Understand artificial intelligence and Custom Vision

Completed

Now that you have your project ready, we should go through an overview of what we're about to do. Artificial intelligence (AI) is exactly that--artificial. AI is simulated intelligence that uses a tremendous amount of data to back it.

Specifically looking at the Object Detection of Custom Vision AI, we can break down the process into two steps:

1. You tell the AI where in an image an object is.
2. You give the AI a picture with the object in it, and it tells you where the object is.

Sounds simple enough, but how does the AI know how to do that?

Image recognition: Color

While going into the depths of how AI is built is beyond the scope of this module, we can start to understand how it works. Computers rely on what can be converted to data--more specifically, numbers. You could imagine a computer that, when shown an image, can go through each pixel and tell you what color is in each location. This computer wouldn't be "intelligent," but it would be able to tell you the color of each pixel as it goes through them.

Now imagine that the computer is a little smarter and can identify the primary color that shows up in an image. We can already start teaching (called training in AI) the computer to identify images. For example, if I showed the computer this picture of Bungee:

The computer would probably understand that pictures that are mostly white and yellow are pictures of Bungee. But what if we showed the computer this picture of Chang'e?

That picture also has a lot of white and yellow, so the computer would probably think that is a picture of Bungee, too.

And what if we showed the computer this picture of Bungee next to the night sky?

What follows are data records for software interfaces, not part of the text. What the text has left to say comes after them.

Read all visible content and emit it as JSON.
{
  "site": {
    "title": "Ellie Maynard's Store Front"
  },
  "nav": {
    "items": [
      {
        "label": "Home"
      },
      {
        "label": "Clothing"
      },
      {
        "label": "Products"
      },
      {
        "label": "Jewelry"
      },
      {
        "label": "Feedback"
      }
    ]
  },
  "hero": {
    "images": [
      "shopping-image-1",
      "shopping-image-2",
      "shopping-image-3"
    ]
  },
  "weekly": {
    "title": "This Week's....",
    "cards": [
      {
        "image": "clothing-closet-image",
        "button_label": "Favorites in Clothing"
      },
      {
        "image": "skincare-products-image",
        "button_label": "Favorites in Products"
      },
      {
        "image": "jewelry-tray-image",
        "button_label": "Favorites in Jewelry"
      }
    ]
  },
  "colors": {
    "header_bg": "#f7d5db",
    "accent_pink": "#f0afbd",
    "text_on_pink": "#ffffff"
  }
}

There is white, but no yellow at all, so the computer would probably think this is not a picture of Bungee.

Image recognition: Shape

To account for images of different objects with similar colors, or images of the same object with different colors, we've evolved AI algorithms to start to recognize lines and shapes. You can start to imagine how this was done in the beginning of AI development. A line or shape can be described as the shift in color.

Rather than only keeping track of aggregate colors in an image, the computer would start to also take into account the position of where those colors are. If the same colors are next to each other, they probably are creating a line or shape.

This kind of analysis can be useful, for example, if we start to identify pictures of the Moon. Now we can say that the Moon is in a picture if there is a white circle, typically against a blue or black background, like this:

And if we showed the computer this picture:

The computer would probably still recognize it because there is a distinct white circle against a blue or black background.

But the computer would probably not be able to recognize this as a picture of the Moon:

Because it's not a complete white circle.

As you can see, the progression of AI, specifically around image recognition, started out simple and got more complex as more people started investing in ways to help computers figure out what they were seeing. In today's world, and the AI that drives Azure's Custom Vision resource, image recognition takes into account a lot more than just color or shape. AI has been trained on thousands and millions of images. AI can detect subtle differences between cats and dogs, which might seem obvious to a human. But if a computer looked at two same-sized, four-legged, brown shapes that had tails and ears, well, you can start to see how it's impressive that the features of a cat can be differentiated from the features of a dog.

Training on specific images

While advanced AI is able to detect numerous common objects (dogs versus cats, cars versus bikes), work still needs to be done if you want to train AI to recognize a specific object, say a specific character from a specific movie like Bungee.

That's where the Custom Vision service comes into play. This service has AI in the background that already has some knowledge of the world, but it knows nothing about Bungee (or your pet). So what we're going to do is provide a lot of pictures of Bungee and tell the AI that they are Bungee. Each image that we give of Bungee gives the AI more data of characteristics that represent Bungee specifically. The more pictures of Bungee, from different angles, lighting, and sizes, the better the AI will become at recognizing her from within a larger image.

This is called training the AI.

Next, we will test our AI to see if it was trained well. We do this by giving it images that contain Bungee that it has never seen before. It's critical that you test with pictures that the AI hasn't used to train. Otherwise, you aren't actually testing its ability to recognize Bungee. You're just recognizing its ability to remember it saw that exact picture.

This is the predicting step of our project and is called testing the AI.

After you have validated that the predicting of the AI is accurate enough, you can deploy your AI so that others could use it to identify objects using phones or computers. That activity is beyond this module, but something you should definitely try out!

Note

Remember when we created the Custom Vision project in the Custom Vision portal and it asked us what region we wanted for training and for predicting separately? That's because you might be training your AI from your house in Seattle, Washington, for example. In this case, you would want to use cloud resources that are close to you so that the process is fast. But you might be deploying this AI to your mother who lives in London, and you want her to get the predictions fast. In that case, you would want to use cloud resources closer to her for predictions.